In the face of opposition from all the parties at Stormont and a host of victims’ campaign groups, Mr Lewis said that given that most cases were more than four decades old the prospect of criminal prosecutions was almost nil.
The Northern Ireland Troubles (Legacy and Reconciliation) Bill will shift the focus on the Troubles from police investigations and criminal trials to a “truth recovery process” where suspected perpetrators would be given amnesties in return for their participation in reports to victims’ families over what happened to their loved ones.
The secretary of state told the Commons that he had listened to the “pain and perspectives of people from all view points and communities”.
Mr Lewis continued: “During those conversations we have repeatedly had to confront what is a very painful reality, that with more than two-thirds of Troubles-related cases now 40 years old, the prospect of successful prosecutions is vanishingly small.
“And what is why this legislation does mark a definitive shift in focus to put information recovery for families at its core, in recognition of that.”
He said that while there has been exceptional progress in Northern Ireland “the Troubles continue to cast a shadow over all those impacted and wider society”.
Stressing the sensitivity and complexity of the legacy issue from the conflict, Mr Lewis said: “But what we cannot do, is as a result of that, stand by and do nothing. We cannot let the status quo continue. To do so would be a dereliction of duty.”
The Northern Ireland secretary assured MPs that those IRA members who held previous correspondence from Tony Blair’s government that they would be immune from prosecutions will be subject to the same rule as everyone else covered by the bill.
“These provisions will apply to individuals who have previously been provided with so-called on-the-run letters, letters of comfort. These letters when issued confirmed whether or not an individual was wanted by the police based on evidence held at that time.
“However, I want to be crystal clear that these letters have absolutely no legal standing and cannot be used to prevent prosecution under this new approach.”
Mr Lewis added that veterans will no longer “have to live in perpetual fear of getting a knock on the door for actions taken in protection of the rule of law decades ago”.
The bill cleared its first House of Commons hurdle after MPs gave it a second reading by 285 votes to 208, majority 77 on Tuesday evening.

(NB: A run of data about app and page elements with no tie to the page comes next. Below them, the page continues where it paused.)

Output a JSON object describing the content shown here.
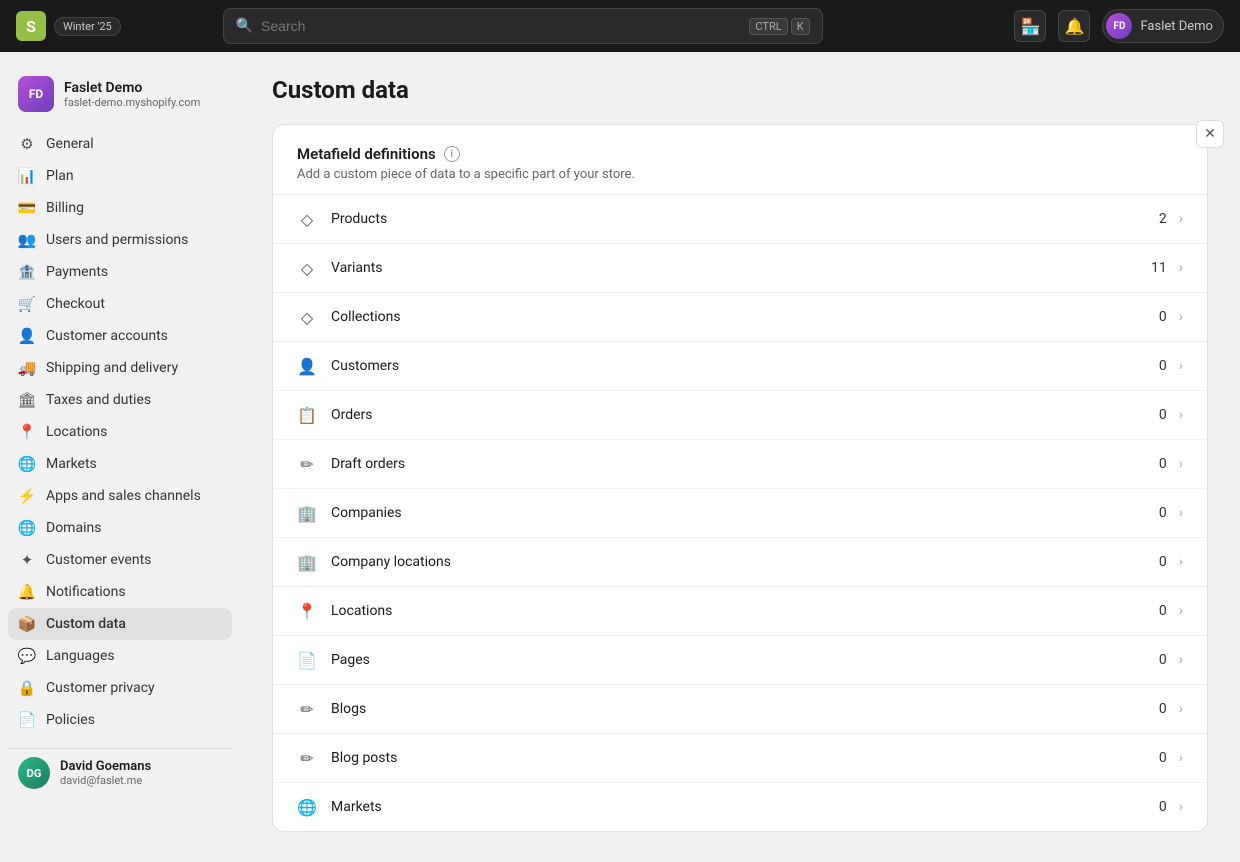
{
  "topnav": {
    "logo_text": "shopify",
    "badge": "Winter '25",
    "search_placeholder": "Search",
    "shortcut_ctrl": "CTRL",
    "shortcut_k": "K",
    "user_initials": "FD",
    "user_name": "Faslet Demo"
  },
  "sidebar": {
    "store_name": "Faslet Demo",
    "store_url": "faslet-demo.myshopify.com",
    "store_initials": "FD",
    "nav_items": [
      {
        "id": "general",
        "label": "General",
        "icon": "⚙"
      },
      {
        "id": "plan",
        "label": "Plan",
        "icon": "📊"
      },
      {
        "id": "billing",
        "label": "Billing",
        "icon": "💳"
      },
      {
        "id": "users-permissions",
        "label": "Users and permissions",
        "icon": "👥"
      },
      {
        "id": "payments",
        "label": "Payments",
        "icon": "🏦"
      },
      {
        "id": "checkout",
        "label": "Checkout",
        "icon": "🛒"
      },
      {
        "id": "customer-accounts",
        "label": "Customer accounts",
        "icon": "👤"
      },
      {
        "id": "shipping-delivery",
        "label": "Shipping and delivery",
        "icon": "🚚"
      },
      {
        "id": "taxes-duties",
        "label": "Taxes and duties",
        "icon": "🏛"
      },
      {
        "id": "locations",
        "label": "Locations",
        "icon": "📍"
      },
      {
        "id": "markets",
        "label": "Markets",
        "icon": "🌐"
      },
      {
        "id": "apps-sales-channels",
        "label": "Apps and sales channels",
        "icon": "⚡"
      },
      {
        "id": "domains",
        "label": "Domains",
        "icon": "🌐"
      },
      {
        "id": "customer-events",
        "label": "Customer events",
        "icon": "✦"
      },
      {
        "id": "notifications",
        "label": "Notifications",
        "icon": "🔔"
      },
      {
        "id": "custom-data",
        "label": "Custom data",
        "icon": "📦"
      },
      {
        "id": "languages",
        "label": "Languages",
        "icon": "💬"
      },
      {
        "id": "customer-privacy",
        "label": "Customer privacy",
        "icon": "🔒"
      },
      {
        "id": "policies",
        "label": "Policies",
        "icon": "📄"
      }
    ],
    "footer_name": "David Goemans",
    "footer_email": "david@faslet.me",
    "footer_initials": "DG"
  },
  "main": {
    "page_title": "Custom data",
    "card": {
      "header_title": "Metafield definitions",
      "header_subtitle": "Add a custom piece of data to a specific part of your store.",
      "rows": [
        {
          "id": "products",
          "label": "Products",
          "count": "2",
          "icon": "◇"
        },
        {
          "id": "variants",
          "label": "Variants",
          "count": "11",
          "icon": "◇"
        },
        {
          "id": "collections",
          "label": "Collections",
          "count": "0",
          "icon": "◇"
        },
        {
          "id": "customers",
          "label": "Customers",
          "count": "0",
          "icon": "👤"
        },
        {
          "id": "orders",
          "label": "Orders",
          "count": "0",
          "icon": "📋"
        },
        {
          "id": "draft-orders",
          "label": "Draft orders",
          "count": "0",
          "icon": "✏"
        },
        {
          "id": "companies",
          "label": "Companies",
          "count": "0",
          "icon": "🏢"
        },
        {
          "id": "company-locations",
          "label": "Company locations",
          "count": "0",
          "icon": "🏢"
        },
        {
          "id": "locations",
          "label": "Locations",
          "count": "0",
          "icon": "📍"
        },
        {
          "id": "pages",
          "label": "Pages",
          "count": "0",
          "icon": "📄"
        },
        {
          "id": "blogs",
          "label": "Blogs",
          "count": "0",
          "icon": "✏"
        },
        {
          "id": "blog-posts",
          "label": "Blog posts",
          "count": "0",
          "icon": "✏"
        },
        {
          "id": "markets",
          "label": "Markets",
          "count": "0",
          "icon": "🌐"
        }
      ]
    }
  }
}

The government commands a working majority of more than 70 and the bill passed with only Conservative MPs supporting it.
Shadow Northern Ireland secretary Peter Kyle said Labour’s opposition to the bill was based on their belief that it “doesn’t prioritise victims” of the conflict.
Mr Kyle accused the secretary of state and Boris Johnson of “getting on their steamroller” and “wrecking a one-off opportunity to deliver for victims”.
The Labour MP for Hove said that for Troubles victims such a process “deepens their pain and trauma”.
He also criticised the “low bar for immunity” regarding suspected perpetrators of Troubles crimes stating that it was set “so low” that it was impossible to see any prosecutions happening.
“Such a low bar is offensive to the families who have lost loved ones and in many cases waited for decades for answers,” Mr Kyle added.
Tuesday’s second reading for the bill was the first time MPs got a chance to debate the legislation since it was laid before Parliament earlier this month.
DUP Strangford MP Jim Shannon appeared to hold back tears when he described the “murders” of his cousin and other victims by the IRA, and the subsequent lack of accountability.
Mr Shannon described his “angst and agony” for his constituents, adding: “I want to have the justice that they have been denied for over 50 years.”
He challenged the UK government to explain what they were doing to ensure that that happened.